## Work order
Search the records for the string "Bath" and copy every line where it turns up.

────

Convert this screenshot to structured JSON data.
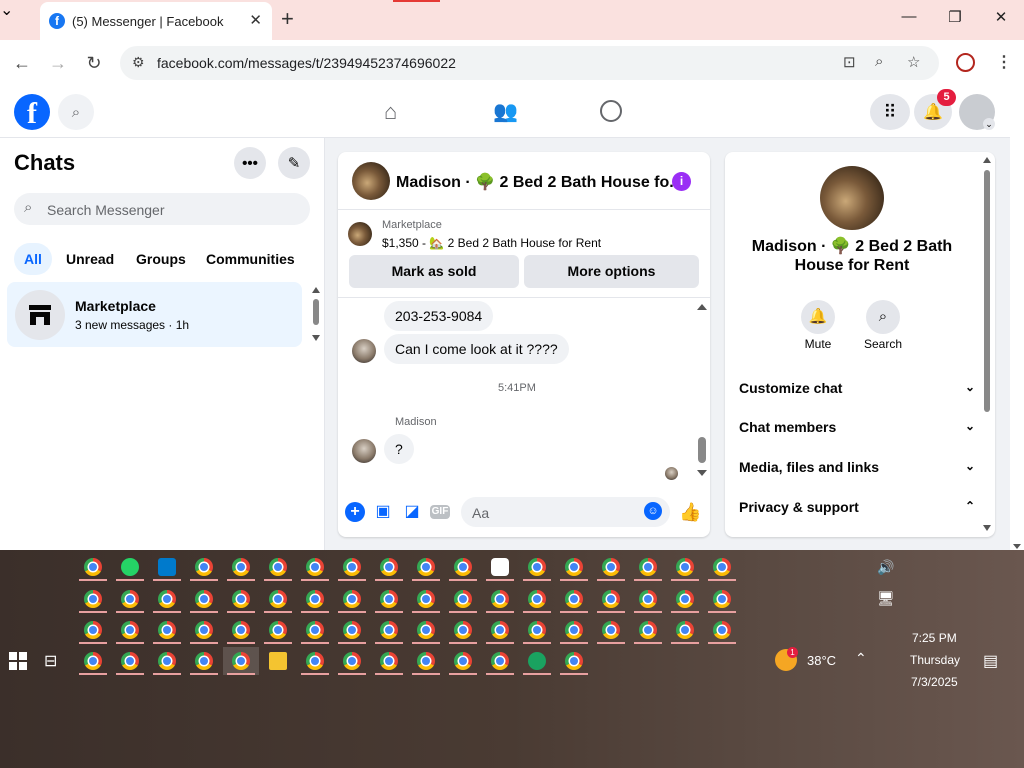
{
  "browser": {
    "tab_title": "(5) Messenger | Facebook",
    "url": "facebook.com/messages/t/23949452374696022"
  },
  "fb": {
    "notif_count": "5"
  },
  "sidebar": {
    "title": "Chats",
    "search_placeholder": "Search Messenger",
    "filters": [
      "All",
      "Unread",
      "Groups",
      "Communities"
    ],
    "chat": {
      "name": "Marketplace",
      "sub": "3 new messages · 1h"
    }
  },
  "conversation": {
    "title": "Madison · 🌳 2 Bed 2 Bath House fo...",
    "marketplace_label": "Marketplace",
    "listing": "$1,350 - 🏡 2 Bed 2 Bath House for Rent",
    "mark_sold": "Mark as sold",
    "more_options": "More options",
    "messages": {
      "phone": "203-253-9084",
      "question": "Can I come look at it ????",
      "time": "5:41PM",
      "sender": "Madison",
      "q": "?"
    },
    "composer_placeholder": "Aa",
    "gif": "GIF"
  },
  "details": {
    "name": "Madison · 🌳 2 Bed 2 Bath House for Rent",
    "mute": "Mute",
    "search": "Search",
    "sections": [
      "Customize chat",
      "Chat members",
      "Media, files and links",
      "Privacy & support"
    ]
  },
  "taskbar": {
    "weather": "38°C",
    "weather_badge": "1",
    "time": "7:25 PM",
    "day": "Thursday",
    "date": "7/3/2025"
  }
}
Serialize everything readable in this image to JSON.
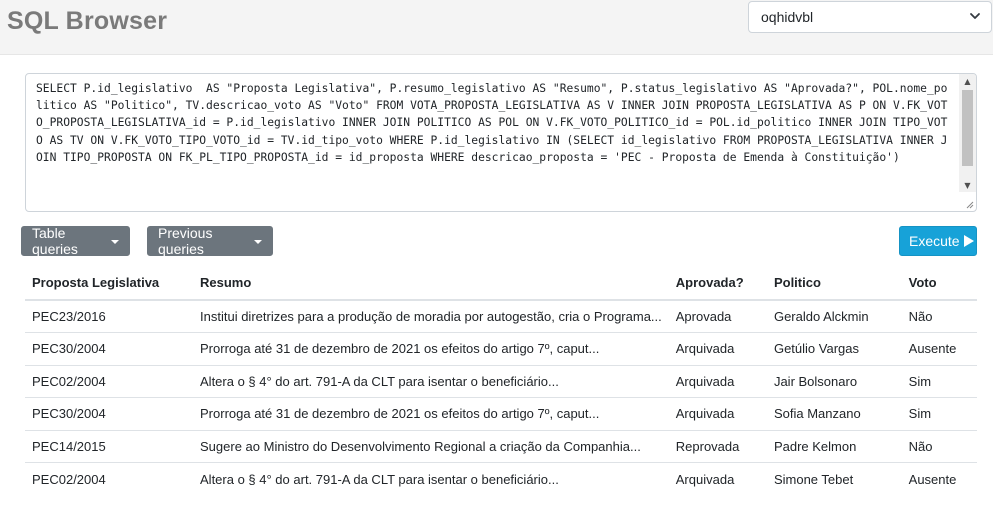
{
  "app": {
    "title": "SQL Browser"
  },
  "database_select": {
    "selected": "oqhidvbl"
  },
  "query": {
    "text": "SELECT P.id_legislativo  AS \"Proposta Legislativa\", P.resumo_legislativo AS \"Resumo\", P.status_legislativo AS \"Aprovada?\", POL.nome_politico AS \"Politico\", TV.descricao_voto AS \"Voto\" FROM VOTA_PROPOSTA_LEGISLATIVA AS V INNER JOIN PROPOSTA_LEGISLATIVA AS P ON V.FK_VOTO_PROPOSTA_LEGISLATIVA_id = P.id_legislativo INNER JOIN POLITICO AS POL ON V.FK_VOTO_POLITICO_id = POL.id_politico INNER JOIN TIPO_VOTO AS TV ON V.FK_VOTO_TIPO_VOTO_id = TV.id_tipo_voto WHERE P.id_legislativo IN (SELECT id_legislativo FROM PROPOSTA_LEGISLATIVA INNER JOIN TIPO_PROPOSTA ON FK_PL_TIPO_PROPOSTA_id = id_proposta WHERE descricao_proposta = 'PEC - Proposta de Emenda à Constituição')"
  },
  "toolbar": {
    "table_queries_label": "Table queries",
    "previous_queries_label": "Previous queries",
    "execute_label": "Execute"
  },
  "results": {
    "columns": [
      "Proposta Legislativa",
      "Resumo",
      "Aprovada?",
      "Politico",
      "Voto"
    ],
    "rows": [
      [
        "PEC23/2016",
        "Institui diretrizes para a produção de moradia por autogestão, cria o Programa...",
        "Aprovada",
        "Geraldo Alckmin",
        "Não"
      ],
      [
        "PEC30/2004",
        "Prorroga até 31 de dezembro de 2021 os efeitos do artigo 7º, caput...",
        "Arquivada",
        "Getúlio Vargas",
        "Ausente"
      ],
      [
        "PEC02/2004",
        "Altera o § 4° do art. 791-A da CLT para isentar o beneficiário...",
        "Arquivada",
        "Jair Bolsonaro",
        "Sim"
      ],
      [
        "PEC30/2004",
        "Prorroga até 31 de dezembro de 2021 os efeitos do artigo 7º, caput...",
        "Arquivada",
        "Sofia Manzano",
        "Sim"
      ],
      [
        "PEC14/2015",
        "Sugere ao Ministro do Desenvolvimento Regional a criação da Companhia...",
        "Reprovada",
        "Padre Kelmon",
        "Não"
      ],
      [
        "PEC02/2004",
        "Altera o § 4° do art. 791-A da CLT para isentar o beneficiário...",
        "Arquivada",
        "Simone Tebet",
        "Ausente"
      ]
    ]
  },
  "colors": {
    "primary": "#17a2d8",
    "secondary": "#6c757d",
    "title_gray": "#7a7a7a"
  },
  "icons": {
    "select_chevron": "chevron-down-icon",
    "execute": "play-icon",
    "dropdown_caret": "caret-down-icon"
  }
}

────

## Result of this exercise
    "title": "Madison · 🌳 2 Bed 2 Bath House fo...",
    "listing": "$1,350 - 🏡 2 Bed 2 Bath House for Rent",
    "name": "Madison · 🌳 2 Bed 2 Bath House for Rent",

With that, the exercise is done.